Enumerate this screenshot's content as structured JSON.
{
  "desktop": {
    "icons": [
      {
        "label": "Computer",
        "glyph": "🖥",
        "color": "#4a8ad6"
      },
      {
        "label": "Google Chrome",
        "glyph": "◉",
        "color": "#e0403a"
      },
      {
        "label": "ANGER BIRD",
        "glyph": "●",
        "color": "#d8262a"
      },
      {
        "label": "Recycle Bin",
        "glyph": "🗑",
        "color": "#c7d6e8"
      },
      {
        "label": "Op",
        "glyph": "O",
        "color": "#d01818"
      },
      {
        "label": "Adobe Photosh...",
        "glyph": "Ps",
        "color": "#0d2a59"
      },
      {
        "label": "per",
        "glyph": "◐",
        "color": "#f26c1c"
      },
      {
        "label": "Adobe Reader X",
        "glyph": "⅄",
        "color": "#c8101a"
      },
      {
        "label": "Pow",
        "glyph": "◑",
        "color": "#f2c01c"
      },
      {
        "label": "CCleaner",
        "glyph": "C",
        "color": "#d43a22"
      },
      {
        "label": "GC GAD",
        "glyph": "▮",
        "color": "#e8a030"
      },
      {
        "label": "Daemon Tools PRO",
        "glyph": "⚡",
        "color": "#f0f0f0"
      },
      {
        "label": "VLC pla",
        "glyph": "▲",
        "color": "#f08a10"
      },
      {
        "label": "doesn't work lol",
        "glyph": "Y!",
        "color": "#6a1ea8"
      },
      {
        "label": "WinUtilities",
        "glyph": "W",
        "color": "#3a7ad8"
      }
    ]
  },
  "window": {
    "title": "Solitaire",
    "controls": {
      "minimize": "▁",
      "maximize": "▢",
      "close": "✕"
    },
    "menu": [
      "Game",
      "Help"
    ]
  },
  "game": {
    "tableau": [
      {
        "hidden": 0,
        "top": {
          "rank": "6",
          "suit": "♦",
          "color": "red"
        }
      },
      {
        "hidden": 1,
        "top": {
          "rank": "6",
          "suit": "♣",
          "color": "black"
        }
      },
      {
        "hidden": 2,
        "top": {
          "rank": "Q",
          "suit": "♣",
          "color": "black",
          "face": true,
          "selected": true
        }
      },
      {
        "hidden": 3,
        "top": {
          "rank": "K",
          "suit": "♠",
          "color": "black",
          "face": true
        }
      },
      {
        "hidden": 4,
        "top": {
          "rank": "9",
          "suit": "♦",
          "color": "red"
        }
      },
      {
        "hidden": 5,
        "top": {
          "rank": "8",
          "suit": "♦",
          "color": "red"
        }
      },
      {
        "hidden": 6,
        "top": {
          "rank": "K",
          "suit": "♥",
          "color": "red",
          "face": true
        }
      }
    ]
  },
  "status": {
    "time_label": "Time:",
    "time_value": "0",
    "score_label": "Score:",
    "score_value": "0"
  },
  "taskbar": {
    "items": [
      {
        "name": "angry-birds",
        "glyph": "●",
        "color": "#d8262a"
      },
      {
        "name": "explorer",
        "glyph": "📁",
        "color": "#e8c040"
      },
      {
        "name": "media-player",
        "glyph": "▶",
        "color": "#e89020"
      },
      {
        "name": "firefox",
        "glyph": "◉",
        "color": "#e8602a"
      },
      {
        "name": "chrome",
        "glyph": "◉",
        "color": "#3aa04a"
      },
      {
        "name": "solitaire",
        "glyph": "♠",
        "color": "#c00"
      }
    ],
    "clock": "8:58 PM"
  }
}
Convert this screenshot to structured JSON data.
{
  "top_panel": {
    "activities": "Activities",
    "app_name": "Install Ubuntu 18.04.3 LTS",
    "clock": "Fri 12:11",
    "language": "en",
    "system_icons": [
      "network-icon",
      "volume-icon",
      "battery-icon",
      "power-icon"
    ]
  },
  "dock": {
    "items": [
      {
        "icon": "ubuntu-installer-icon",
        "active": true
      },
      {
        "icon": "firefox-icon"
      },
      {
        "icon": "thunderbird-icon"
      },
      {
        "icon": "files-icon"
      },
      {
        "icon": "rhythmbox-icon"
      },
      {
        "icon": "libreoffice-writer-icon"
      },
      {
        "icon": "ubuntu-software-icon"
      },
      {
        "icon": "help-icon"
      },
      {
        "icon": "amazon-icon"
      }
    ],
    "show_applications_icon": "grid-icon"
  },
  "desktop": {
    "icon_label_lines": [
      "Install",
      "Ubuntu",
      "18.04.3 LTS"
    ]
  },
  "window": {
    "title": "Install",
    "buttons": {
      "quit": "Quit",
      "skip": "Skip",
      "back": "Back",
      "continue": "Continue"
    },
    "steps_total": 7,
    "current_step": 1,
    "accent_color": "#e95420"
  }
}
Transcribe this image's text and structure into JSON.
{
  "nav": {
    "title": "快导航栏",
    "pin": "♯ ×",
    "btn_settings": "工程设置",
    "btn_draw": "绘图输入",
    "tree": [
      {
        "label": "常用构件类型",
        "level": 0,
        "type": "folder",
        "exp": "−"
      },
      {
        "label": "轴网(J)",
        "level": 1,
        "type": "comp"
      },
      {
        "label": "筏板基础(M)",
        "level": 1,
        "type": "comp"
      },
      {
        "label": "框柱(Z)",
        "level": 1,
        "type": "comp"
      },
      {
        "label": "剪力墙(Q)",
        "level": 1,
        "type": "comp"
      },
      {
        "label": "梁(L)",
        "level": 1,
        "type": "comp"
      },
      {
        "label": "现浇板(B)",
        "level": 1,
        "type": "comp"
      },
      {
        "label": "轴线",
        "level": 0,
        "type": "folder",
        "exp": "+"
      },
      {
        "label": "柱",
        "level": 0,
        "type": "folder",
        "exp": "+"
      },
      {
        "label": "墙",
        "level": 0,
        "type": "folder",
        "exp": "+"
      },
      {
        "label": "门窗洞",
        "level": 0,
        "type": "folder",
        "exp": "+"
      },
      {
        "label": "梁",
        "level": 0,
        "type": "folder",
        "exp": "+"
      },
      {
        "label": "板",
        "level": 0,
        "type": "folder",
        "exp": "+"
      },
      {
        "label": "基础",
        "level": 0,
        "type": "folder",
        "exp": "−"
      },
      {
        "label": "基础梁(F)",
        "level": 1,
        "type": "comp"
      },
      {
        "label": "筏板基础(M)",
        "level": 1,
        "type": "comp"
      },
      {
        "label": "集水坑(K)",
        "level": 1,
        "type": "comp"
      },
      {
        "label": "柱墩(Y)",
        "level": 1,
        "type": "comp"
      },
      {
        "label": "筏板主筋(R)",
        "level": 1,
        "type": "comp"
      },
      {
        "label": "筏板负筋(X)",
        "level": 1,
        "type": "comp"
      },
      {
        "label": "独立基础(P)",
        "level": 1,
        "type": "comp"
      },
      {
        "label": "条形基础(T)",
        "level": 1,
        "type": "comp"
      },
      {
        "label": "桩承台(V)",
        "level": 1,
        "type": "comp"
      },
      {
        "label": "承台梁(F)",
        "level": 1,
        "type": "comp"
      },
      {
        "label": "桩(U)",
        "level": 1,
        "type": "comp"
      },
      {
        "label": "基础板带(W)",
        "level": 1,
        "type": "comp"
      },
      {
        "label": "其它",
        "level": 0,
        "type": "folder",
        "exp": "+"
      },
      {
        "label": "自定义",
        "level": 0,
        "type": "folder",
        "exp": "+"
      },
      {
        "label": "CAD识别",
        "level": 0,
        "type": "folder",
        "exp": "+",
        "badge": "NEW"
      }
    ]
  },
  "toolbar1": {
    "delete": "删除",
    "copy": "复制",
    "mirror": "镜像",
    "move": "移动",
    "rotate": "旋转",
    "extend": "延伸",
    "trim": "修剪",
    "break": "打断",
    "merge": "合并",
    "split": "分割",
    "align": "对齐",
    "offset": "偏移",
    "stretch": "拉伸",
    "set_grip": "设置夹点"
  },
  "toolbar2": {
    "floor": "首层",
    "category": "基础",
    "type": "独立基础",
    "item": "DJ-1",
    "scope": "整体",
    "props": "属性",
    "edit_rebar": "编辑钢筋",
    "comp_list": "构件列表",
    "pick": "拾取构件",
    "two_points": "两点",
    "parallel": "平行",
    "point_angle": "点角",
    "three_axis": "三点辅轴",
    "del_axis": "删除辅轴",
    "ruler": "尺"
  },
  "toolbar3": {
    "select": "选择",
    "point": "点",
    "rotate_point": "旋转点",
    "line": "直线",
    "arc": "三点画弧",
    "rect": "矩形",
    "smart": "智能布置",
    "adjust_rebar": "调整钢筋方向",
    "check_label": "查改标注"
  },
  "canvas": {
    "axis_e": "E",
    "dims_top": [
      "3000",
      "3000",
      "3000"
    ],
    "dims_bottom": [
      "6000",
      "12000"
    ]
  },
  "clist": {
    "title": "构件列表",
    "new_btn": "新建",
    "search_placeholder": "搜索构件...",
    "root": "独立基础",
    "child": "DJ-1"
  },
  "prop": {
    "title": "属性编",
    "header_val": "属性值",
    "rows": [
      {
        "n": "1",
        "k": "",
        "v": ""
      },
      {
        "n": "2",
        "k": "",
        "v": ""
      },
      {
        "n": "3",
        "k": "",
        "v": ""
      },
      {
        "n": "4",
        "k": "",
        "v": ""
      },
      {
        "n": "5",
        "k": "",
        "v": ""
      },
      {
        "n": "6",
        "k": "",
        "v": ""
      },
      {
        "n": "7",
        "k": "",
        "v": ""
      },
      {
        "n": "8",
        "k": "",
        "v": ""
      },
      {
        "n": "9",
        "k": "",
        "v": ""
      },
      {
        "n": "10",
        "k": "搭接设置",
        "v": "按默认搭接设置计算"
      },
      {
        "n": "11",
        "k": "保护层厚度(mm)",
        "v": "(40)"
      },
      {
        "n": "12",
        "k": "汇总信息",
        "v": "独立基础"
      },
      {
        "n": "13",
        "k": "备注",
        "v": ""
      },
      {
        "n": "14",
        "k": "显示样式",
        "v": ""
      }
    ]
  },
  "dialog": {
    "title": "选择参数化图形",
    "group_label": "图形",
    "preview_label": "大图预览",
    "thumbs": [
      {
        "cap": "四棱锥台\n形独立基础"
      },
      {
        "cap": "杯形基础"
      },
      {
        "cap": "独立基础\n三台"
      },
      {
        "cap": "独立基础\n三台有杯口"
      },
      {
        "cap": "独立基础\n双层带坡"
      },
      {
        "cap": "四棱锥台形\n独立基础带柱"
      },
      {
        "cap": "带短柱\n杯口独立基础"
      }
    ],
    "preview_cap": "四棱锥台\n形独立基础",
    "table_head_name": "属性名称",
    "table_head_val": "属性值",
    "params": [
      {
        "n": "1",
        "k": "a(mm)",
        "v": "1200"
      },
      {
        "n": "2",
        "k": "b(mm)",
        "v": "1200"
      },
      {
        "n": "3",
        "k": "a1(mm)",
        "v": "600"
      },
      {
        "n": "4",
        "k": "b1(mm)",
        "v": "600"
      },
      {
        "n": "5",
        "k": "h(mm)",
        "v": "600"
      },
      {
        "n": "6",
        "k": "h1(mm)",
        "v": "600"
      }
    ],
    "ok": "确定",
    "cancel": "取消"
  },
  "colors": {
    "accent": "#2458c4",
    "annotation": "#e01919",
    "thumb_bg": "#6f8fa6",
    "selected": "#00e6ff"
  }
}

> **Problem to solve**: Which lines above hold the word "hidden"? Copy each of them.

> **Task result**:
        "hidden": 0,
        "hidden": 1,
        "hidden": 2,
        "hidden": 3,
        "hidden": 4,
        "hidden": 5,
        "hidden": 6,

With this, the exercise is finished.